Currently, four of the association’s eight executive positions remain vacant. This is a decrease from the executive’s seven vacancies in 2018.
Documents from the Feb. 2018 meeting show that ASSÉ was collectively owed around $308,000 from its members. Only eight of 46 members had paid their full fees. At the same meeting, members unanimously voted to suspend three members who had not paid their fees or attended meetings since joining in 2016. These were l’Association étudiante de littérature comparée de l’Université de Montréal, l’Association étudiante du Collège d’Alma, and l’Association étudiante d’histoire de l’Université de Montréal.

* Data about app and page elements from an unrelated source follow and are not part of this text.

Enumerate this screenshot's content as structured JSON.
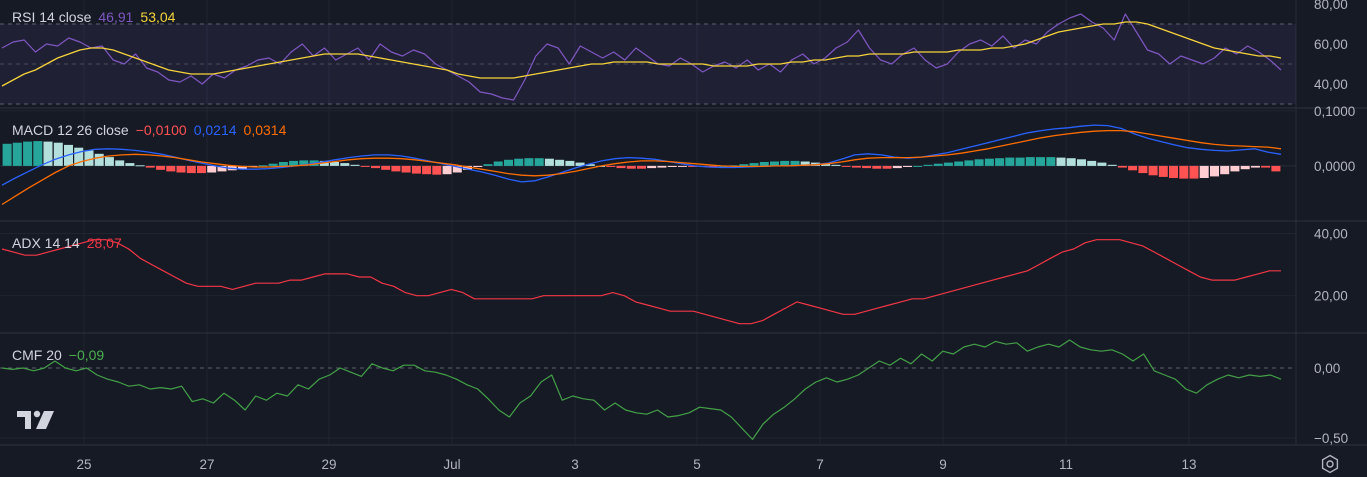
{
  "x_axis": {
    "labels": [
      "25",
      "27",
      "29",
      "Jul",
      "3",
      "5",
      "7",
      "9",
      "11",
      "13"
    ]
  },
  "colors": {
    "background": "#161a25",
    "rsi": "#7e57c2",
    "rsi_ma": "#f5d33b",
    "macd": "#2962ff",
    "signal": "#ff6d00",
    "hist_pos_strong": "#26a69a",
    "hist_pos_weak": "#b2dfdb",
    "hist_neg_strong": "#ff5252",
    "hist_neg_weak": "#ffcdd2",
    "adx": "#f23645",
    "cmf": "#43a047"
  },
  "panes": {
    "rsi": {
      "name": "RSI 14 close",
      "value": "46,91",
      "ma_value": "53,04",
      "axis_labels": [
        "80,00",
        "60,00",
        "40,00"
      ]
    },
    "macd": {
      "name": "MACD 12 26 close",
      "hist_value": "−0,0100",
      "macd_value": "0,0214",
      "signal_value": "0,0314",
      "axis_labels": [
        "0,1000",
        "0,0000"
      ]
    },
    "adx": {
      "name": "ADX 14 14",
      "value": "28,07",
      "axis_labels": [
        "40,00",
        "20,00"
      ]
    },
    "cmf": {
      "name": "CMF 20",
      "value": "−0,09",
      "axis_labels": [
        "0,00",
        "−0,50"
      ]
    }
  },
  "chart_data": [
    {
      "type": "line",
      "indicator": "RSI 14 close",
      "x_ticks": [
        "25",
        "27",
        "29",
        "Jul",
        "3",
        "5",
        "7",
        "9",
        "11",
        "13"
      ],
      "ylim": [
        28,
        82
      ],
      "bands": [
        30,
        50,
        70
      ],
      "series": [
        {
          "name": "RSI",
          "values": [
            58,
            61,
            62,
            56,
            60,
            59,
            63,
            61,
            58,
            59,
            52,
            50,
            55,
            48,
            46,
            42,
            41,
            44,
            40,
            45,
            43,
            47,
            49,
            52,
            53,
            50,
            56,
            60,
            54,
            58,
            52,
            55,
            58,
            52,
            60,
            56,
            54,
            57,
            55,
            50,
            47,
            44,
            41,
            36,
            35,
            33,
            32,
            42,
            54,
            60,
            58,
            50,
            59,
            56,
            53,
            56,
            52,
            58,
            54,
            50,
            49,
            53,
            50,
            46,
            49,
            51,
            48,
            52,
            47,
            50,
            46,
            52,
            55,
            50,
            53,
            58,
            61,
            67,
            58,
            52,
            50,
            55,
            58,
            52,
            48,
            50,
            56,
            60,
            62,
            59,
            64,
            58,
            62,
            60,
            66,
            70,
            73,
            75,
            71,
            68,
            62,
            75,
            66,
            57,
            55,
            50,
            54,
            52,
            50,
            53,
            58,
            55,
            59,
            56,
            52,
            47
          ]
        },
        {
          "name": "MA",
          "values": [
            39,
            42,
            45,
            47,
            50,
            53,
            55,
            57,
            58,
            58,
            57,
            55,
            53,
            51,
            49,
            47,
            46,
            45,
            45,
            45,
            46,
            47,
            48,
            49,
            50,
            51,
            52,
            53,
            54,
            55,
            55,
            55,
            55,
            54,
            53,
            52,
            51,
            50,
            49,
            48,
            47,
            45,
            44,
            43,
            43,
            43,
            43,
            44,
            45,
            46,
            47,
            48,
            49,
            50,
            50,
            51,
            51,
            51,
            51,
            50,
            50,
            50,
            50,
            50,
            49,
            49,
            49,
            49,
            50,
            50,
            50,
            51,
            51,
            52,
            52,
            53,
            54,
            54,
            55,
            55,
            55,
            55,
            56,
            56,
            56,
            56,
            57,
            57,
            57,
            58,
            58,
            59,
            60,
            62,
            64,
            66,
            67,
            68,
            69,
            70,
            70,
            71,
            71,
            70,
            68,
            66,
            64,
            62,
            60,
            58,
            57,
            56,
            55,
            54,
            54,
            53
          ]
        }
      ]
    },
    {
      "type": "bar",
      "indicator": "MACD 12 26 close",
      "x_ticks": [
        "25",
        "27",
        "29",
        "Jul",
        "3",
        "5",
        "7",
        "9",
        "11",
        "13"
      ],
      "ylim": [
        -0.1,
        0.105
      ],
      "series": [
        {
          "name": "Histogram",
          "values": [
            0.04,
            0.042,
            0.044,
            0.045,
            0.044,
            0.042,
            0.038,
            0.033,
            0.028,
            0.022,
            0.016,
            0.01,
            0.005,
            0.001,
            -0.003,
            -0.007,
            -0.01,
            -0.012,
            -0.013,
            -0.013,
            -0.012,
            -0.01,
            -0.008,
            -0.005,
            -0.002,
            0.001,
            0.004,
            0.007,
            0.009,
            0.01,
            0.01,
            0.009,
            0.007,
            0.005,
            0.002,
            -0.001,
            -0.004,
            -0.007,
            -0.01,
            -0.012,
            -0.014,
            -0.015,
            -0.016,
            -0.015,
            -0.012,
            -0.007,
            -0.002,
            0.003,
            0.008,
            0.011,
            0.013,
            0.014,
            0.014,
            0.013,
            0.011,
            0.009,
            0.006,
            0.003,
            0.0,
            -0.002,
            -0.004,
            -0.005,
            -0.005,
            -0.004,
            -0.003,
            -0.002,
            -0.001,
            -0.001,
            -0.001,
            -0.001,
            0.0,
            0.001,
            0.003,
            0.005,
            0.007,
            0.008,
            0.009,
            0.009,
            0.008,
            0.006,
            0.004,
            0.002,
            -0.001,
            -0.003,
            -0.004,
            -0.005,
            -0.005,
            -0.004,
            -0.002,
            0.0,
            0.002,
            0.004,
            0.006,
            0.008,
            0.01,
            0.012,
            0.013,
            0.014,
            0.015,
            0.015,
            0.016,
            0.016,
            0.016,
            0.015,
            0.014,
            0.012,
            0.009,
            0.006,
            0.002,
            -0.003,
            -0.008,
            -0.013,
            -0.017,
            -0.02,
            -0.022,
            -0.023,
            -0.023,
            -0.022,
            -0.019,
            -0.015,
            -0.01,
            -0.006,
            -0.003,
            -0.003,
            -0.01
          ]
        },
        {
          "name": "MACD",
          "values": [
            -0.035,
            -0.022,
            -0.01,
            0.002,
            0.012,
            0.02,
            0.026,
            0.03,
            0.031,
            0.03,
            0.028,
            0.025,
            0.021,
            0.016,
            0.01,
            0.005,
            0.0,
            -0.004,
            -0.006,
            -0.006,
            -0.005,
            -0.003,
            0.0,
            0.003,
            0.007,
            0.011,
            0.015,
            0.018,
            0.02,
            0.02,
            0.018,
            0.014,
            0.009,
            0.004,
            -0.001,
            -0.006,
            -0.011,
            -0.017,
            -0.024,
            -0.029,
            -0.027,
            -0.02,
            -0.012,
            -0.004,
            0.003,
            0.009,
            0.013,
            0.015,
            0.014,
            0.012,
            0.008,
            0.004,
            0.0,
            -0.002,
            -0.003,
            -0.003,
            -0.002,
            -0.001,
            0.0,
            0.0,
            0.001,
            0.002,
            0.005,
            0.012,
            0.02,
            0.022,
            0.02,
            0.016,
            0.014,
            0.016,
            0.02,
            0.024,
            0.03,
            0.036,
            0.042,
            0.048,
            0.054,
            0.06,
            0.064,
            0.067,
            0.069,
            0.072,
            0.074,
            0.073,
            0.068,
            0.058,
            0.05,
            0.044,
            0.038,
            0.033,
            0.03,
            0.028,
            0.027,
            0.029,
            0.031,
            0.025,
            0.021
          ]
        },
        {
          "name": "Signal",
          "values": [
            -0.07,
            -0.055,
            -0.04,
            -0.026,
            -0.012,
            0.0,
            0.008,
            0.014,
            0.018,
            0.02,
            0.021,
            0.02,
            0.018,
            0.015,
            0.011,
            0.007,
            0.004,
            0.001,
            -0.001,
            -0.002,
            -0.002,
            -0.001,
            0.0,
            0.002,
            0.005,
            0.008,
            0.011,
            0.013,
            0.014,
            0.014,
            0.013,
            0.011,
            0.008,
            0.005,
            0.002,
            -0.002,
            -0.006,
            -0.01,
            -0.014,
            -0.017,
            -0.018,
            -0.017,
            -0.014,
            -0.01,
            -0.005,
            0.0,
            0.004,
            0.007,
            0.009,
            0.009,
            0.008,
            0.006,
            0.004,
            0.002,
            0.0,
            -0.001,
            -0.001,
            -0.001,
            0.0,
            0.0,
            0.001,
            0.002,
            0.004,
            0.007,
            0.011,
            0.014,
            0.015,
            0.015,
            0.015,
            0.016,
            0.018,
            0.02,
            0.023,
            0.027,
            0.031,
            0.036,
            0.041,
            0.046,
            0.051,
            0.055,
            0.058,
            0.061,
            0.063,
            0.064,
            0.064,
            0.062,
            0.058,
            0.054,
            0.05,
            0.046,
            0.042,
            0.039,
            0.037,
            0.036,
            0.035,
            0.034,
            0.031
          ]
        }
      ]
    },
    {
      "type": "line",
      "indicator": "ADX 14 14",
      "x_ticks": [
        "25",
        "27",
        "29",
        "Jul",
        "3",
        "5",
        "7",
        "9",
        "11",
        "13"
      ],
      "ylim": [
        8,
        44
      ],
      "series": [
        {
          "name": "ADX",
          "values": [
            35,
            34,
            33,
            33,
            34,
            35,
            36,
            37,
            38,
            38,
            37,
            35,
            32,
            30,
            28,
            26,
            24,
            23,
            23,
            23,
            22,
            23,
            24,
            24,
            24,
            25,
            25,
            26,
            27,
            27,
            27,
            26,
            26,
            24,
            23,
            21,
            20,
            20,
            21,
            22,
            21,
            19,
            19,
            19,
            19,
            19,
            19,
            20,
            20,
            20,
            20,
            20,
            20,
            21,
            20,
            18,
            17,
            16,
            15,
            15,
            15,
            14,
            13,
            12,
            11,
            11,
            12,
            14,
            16,
            18,
            17,
            16,
            15,
            14,
            14,
            15,
            16,
            17,
            18,
            19,
            19,
            20,
            21,
            22,
            23,
            24,
            25,
            26,
            27,
            28,
            30,
            32,
            34,
            35,
            37,
            38,
            38,
            38,
            37,
            36,
            34,
            32,
            30,
            28,
            26,
            25,
            25,
            25,
            26,
            27,
            28,
            28
          ]
        }
      ]
    },
    {
      "type": "line",
      "indicator": "CMF 20",
      "x_ticks": [
        "25",
        "27",
        "29",
        "Jul",
        "3",
        "5",
        "7",
        "9",
        "11",
        "13"
      ],
      "ylim": [
        -0.55,
        0.25
      ],
      "series": [
        {
          "name": "CMF",
          "values": [
            0.0,
            -0.01,
            0.0,
            -0.02,
            0.0,
            0.05,
            0.0,
            -0.02,
            0.0,
            -0.05,
            -0.08,
            -0.1,
            -0.13,
            -0.12,
            -0.15,
            -0.14,
            -0.15,
            -0.13,
            -0.24,
            -0.22,
            -0.25,
            -0.18,
            -0.23,
            -0.3,
            -0.2,
            -0.23,
            -0.18,
            -0.2,
            -0.12,
            -0.15,
            -0.08,
            -0.05,
            0.0,
            -0.03,
            -0.06,
            0.03,
            0.0,
            -0.02,
            0.02,
            0.02,
            -0.02,
            -0.03,
            -0.05,
            -0.08,
            -0.12,
            -0.15,
            -0.22,
            -0.3,
            -0.35,
            -0.25,
            -0.2,
            -0.1,
            -0.05,
            -0.23,
            -0.2,
            -0.22,
            -0.23,
            -0.3,
            -0.25,
            -0.3,
            -0.32,
            -0.33,
            -0.3,
            -0.35,
            -0.34,
            -0.32,
            -0.28,
            -0.29,
            -0.3,
            -0.35,
            -0.43,
            -0.51,
            -0.4,
            -0.33,
            -0.28,
            -0.22,
            -0.15,
            -0.1,
            -0.07,
            -0.1,
            -0.08,
            -0.05,
            0.0,
            0.05,
            0.02,
            0.07,
            0.03,
            0.1,
            0.05,
            0.12,
            0.1,
            0.15,
            0.17,
            0.15,
            0.19,
            0.17,
            0.18,
            0.12,
            0.15,
            0.17,
            0.15,
            0.2,
            0.15,
            0.13,
            0.12,
            0.13,
            0.1,
            0.05,
            0.1,
            -0.02,
            -0.05,
            -0.08,
            -0.15,
            -0.18,
            -0.12,
            -0.08,
            -0.05,
            -0.07,
            -0.05,
            -0.06,
            -0.05,
            -0.08
          ]
        }
      ]
    }
  ]
}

The situation has worsened since then. According to FASA’s handout, only two member associations, including FASA itself, have paid their fees in full. Given ASSÉ’s precarious financial situation, the handout reads “Our decision is conclusive of ASSÉ’s future.” FASA’s financial information is not available on its website.
Michaud said that if ASSÉ does dissolve, “a committee might be established to discuss the building of a new student union. FASA is interested in the committee and has planned to examine this idea in its upcoming meetings.”
The vote comes just months after the dissolution of the Concordia Student Union’s (CSU) provincial student association, Association pour la voix Étudiante au Québec.
ASSÉ did not respond to a request for comment.
Graphic by Ana Bilokin.
A previous version of this article quoted Clara Micheau as saying “By our members choosing disaffiliation, we are no longer part of ASSÉ and therefore can’t attend the next congress.” Micheau has since corrected the record, saying that FASA may in fact attend the next ASSÉ congress.
In addition, statements to the effect that FASA “disbanded” from ASSÉ have been corrected to state that FASA “disaffiliated” from ASSÉ.